** RECORD SET **
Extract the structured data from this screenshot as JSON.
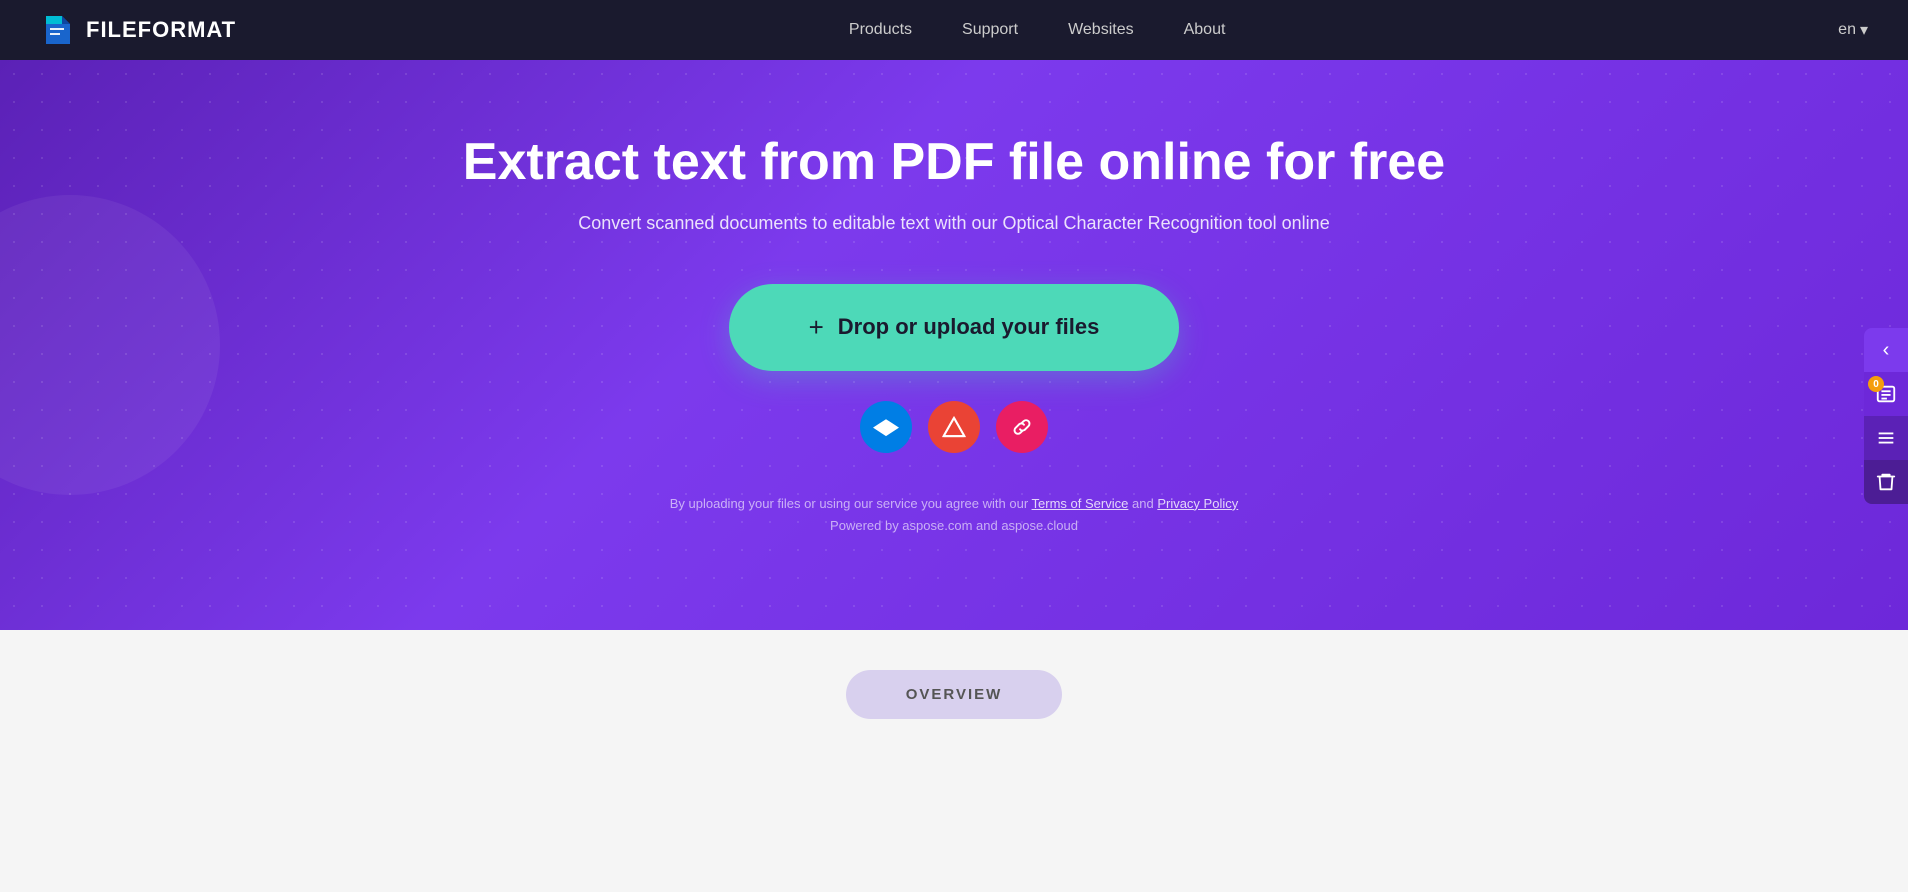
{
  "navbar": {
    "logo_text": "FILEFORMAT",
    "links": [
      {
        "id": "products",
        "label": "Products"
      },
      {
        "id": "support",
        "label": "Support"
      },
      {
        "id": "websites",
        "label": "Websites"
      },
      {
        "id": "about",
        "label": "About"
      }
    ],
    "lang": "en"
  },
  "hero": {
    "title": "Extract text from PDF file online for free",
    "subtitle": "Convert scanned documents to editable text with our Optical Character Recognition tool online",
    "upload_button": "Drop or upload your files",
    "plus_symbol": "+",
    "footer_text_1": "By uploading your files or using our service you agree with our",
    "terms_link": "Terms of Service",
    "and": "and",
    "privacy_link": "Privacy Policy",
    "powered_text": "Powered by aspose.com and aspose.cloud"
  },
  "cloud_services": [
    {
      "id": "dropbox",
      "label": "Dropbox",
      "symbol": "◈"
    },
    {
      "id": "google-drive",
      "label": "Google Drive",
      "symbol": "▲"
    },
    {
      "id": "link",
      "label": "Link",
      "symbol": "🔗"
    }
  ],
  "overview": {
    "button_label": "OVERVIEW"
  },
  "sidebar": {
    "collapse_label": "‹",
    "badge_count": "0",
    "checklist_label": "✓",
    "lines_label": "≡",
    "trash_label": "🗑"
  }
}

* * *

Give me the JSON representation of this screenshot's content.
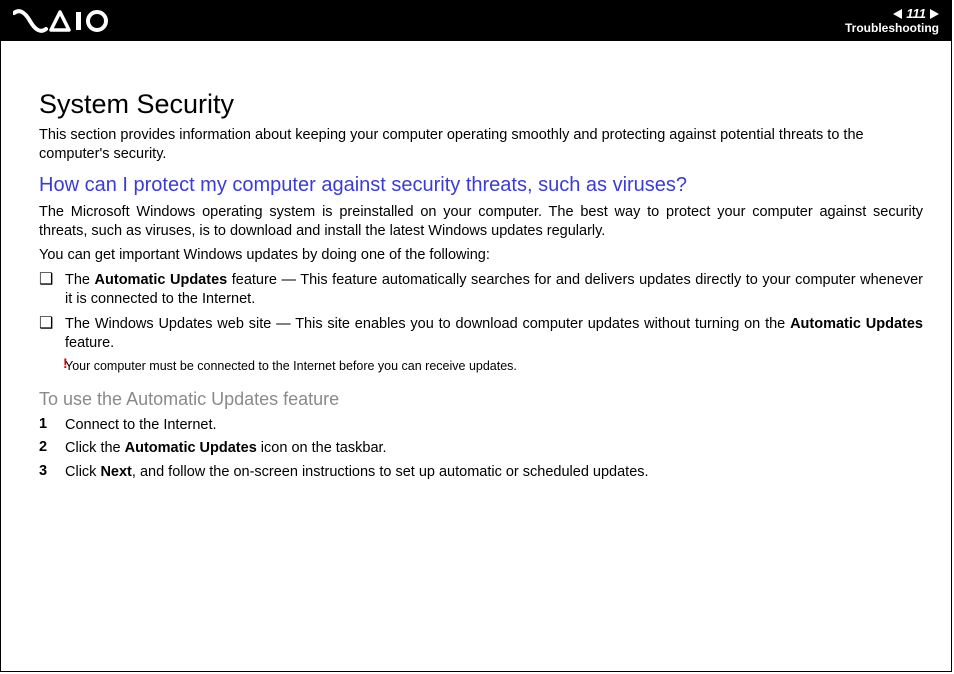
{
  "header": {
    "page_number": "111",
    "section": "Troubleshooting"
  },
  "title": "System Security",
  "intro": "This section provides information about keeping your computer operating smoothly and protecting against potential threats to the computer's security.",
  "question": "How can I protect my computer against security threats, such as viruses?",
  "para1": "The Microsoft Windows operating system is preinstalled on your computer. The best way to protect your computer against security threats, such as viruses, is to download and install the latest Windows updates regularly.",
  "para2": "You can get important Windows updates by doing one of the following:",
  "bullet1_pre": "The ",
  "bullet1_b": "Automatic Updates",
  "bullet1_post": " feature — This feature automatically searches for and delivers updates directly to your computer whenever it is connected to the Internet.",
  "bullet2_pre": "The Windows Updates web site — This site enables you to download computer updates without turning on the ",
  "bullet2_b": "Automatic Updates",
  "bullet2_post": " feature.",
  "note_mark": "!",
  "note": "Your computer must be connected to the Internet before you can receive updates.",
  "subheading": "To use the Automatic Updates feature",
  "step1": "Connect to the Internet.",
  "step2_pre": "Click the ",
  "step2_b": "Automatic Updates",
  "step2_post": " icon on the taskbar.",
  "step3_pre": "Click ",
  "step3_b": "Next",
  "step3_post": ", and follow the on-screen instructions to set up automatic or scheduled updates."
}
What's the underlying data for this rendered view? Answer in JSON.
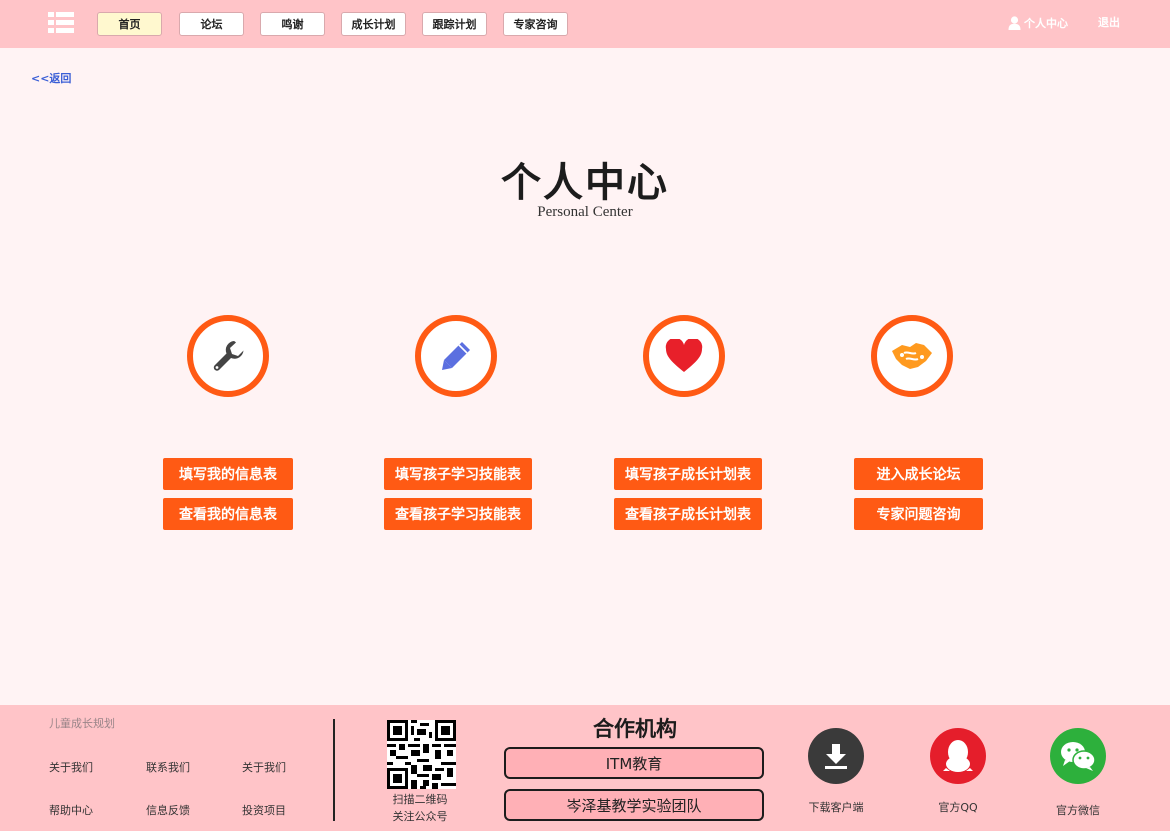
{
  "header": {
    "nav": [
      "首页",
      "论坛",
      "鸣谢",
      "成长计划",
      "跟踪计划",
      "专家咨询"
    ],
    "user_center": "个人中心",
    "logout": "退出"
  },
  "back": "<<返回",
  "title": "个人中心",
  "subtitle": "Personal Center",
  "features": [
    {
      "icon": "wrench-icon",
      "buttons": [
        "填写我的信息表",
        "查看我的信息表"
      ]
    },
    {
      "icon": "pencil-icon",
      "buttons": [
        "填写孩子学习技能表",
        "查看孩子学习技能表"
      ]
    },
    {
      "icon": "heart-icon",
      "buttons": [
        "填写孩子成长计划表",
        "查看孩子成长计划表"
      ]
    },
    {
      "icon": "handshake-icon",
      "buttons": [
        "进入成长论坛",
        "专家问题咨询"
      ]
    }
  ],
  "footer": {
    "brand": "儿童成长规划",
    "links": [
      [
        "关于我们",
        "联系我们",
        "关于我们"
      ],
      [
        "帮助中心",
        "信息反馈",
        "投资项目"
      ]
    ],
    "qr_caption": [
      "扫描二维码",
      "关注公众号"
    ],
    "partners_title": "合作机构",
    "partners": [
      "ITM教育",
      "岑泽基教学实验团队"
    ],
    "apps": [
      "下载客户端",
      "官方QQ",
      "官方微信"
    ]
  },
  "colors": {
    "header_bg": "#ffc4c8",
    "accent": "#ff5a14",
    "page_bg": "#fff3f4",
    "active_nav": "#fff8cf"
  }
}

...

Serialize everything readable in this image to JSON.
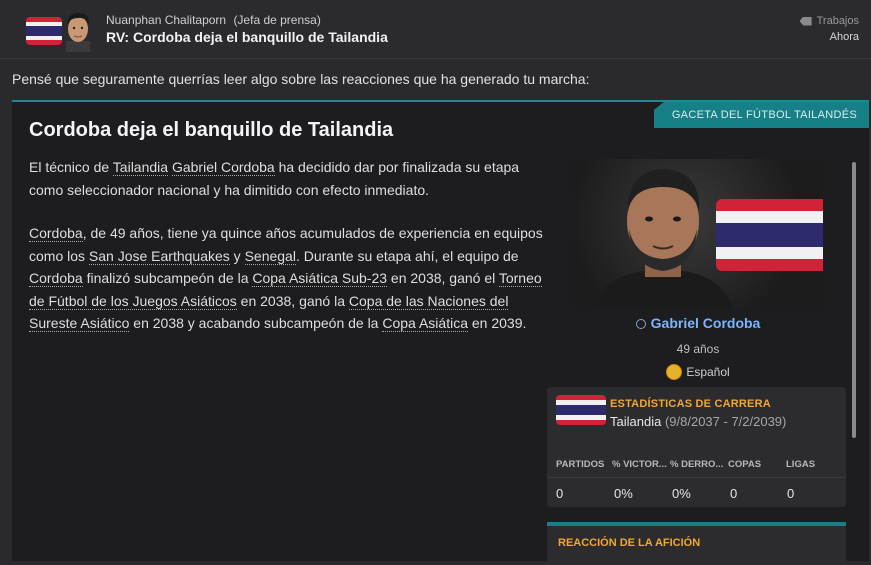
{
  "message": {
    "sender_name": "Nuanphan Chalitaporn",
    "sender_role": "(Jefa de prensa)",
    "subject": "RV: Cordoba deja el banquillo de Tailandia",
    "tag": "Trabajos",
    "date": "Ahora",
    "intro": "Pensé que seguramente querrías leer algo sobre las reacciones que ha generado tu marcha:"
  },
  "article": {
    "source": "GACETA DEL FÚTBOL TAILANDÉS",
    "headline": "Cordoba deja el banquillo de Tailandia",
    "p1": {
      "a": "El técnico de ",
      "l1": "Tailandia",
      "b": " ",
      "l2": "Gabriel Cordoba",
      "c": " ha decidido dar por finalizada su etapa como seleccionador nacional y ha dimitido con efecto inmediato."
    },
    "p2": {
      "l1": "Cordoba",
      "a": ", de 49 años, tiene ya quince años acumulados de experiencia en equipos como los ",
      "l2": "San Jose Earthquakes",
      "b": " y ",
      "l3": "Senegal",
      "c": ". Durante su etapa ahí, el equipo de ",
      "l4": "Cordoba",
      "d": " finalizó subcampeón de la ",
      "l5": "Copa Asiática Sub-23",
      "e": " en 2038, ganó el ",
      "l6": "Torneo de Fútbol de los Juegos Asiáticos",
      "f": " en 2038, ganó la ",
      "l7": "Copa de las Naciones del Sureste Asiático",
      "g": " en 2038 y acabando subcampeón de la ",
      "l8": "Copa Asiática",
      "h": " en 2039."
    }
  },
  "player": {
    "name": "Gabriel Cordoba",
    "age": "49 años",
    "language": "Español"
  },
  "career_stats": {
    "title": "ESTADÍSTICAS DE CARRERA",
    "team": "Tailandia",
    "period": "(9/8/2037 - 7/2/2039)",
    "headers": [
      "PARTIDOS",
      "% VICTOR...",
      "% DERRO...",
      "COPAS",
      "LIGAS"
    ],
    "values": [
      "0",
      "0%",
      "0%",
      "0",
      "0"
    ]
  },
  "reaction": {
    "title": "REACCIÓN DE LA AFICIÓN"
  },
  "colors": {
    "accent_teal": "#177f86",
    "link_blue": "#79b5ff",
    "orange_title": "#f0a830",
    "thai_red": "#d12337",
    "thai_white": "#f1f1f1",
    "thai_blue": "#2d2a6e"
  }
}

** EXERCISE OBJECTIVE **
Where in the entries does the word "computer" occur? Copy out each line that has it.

** RESULT OF THIS TASK **
  "intro": "This section provides information about keeping your computer operating smoothly and protecting against potential threats to the computer's security.",
  "question": "How can I protect my computer against security threats, such as viruses?",
  "para1": "The Microsoft Windows operating system is preinstalled on your computer. The best way to protect your computer against security threats, such as viruses, is to download and install the latest Windows updates regularly.",
  "bullet1_post": " feature — This feature automatically searches for and delivers updates directly to your computer whenever it is connected to the Internet.",
  "bullet2_pre": "The Windows Updates web site — This site enables you to download computer updates without turning on the ",
  "note": "Your computer must be connected to the Internet before you can receive updates.",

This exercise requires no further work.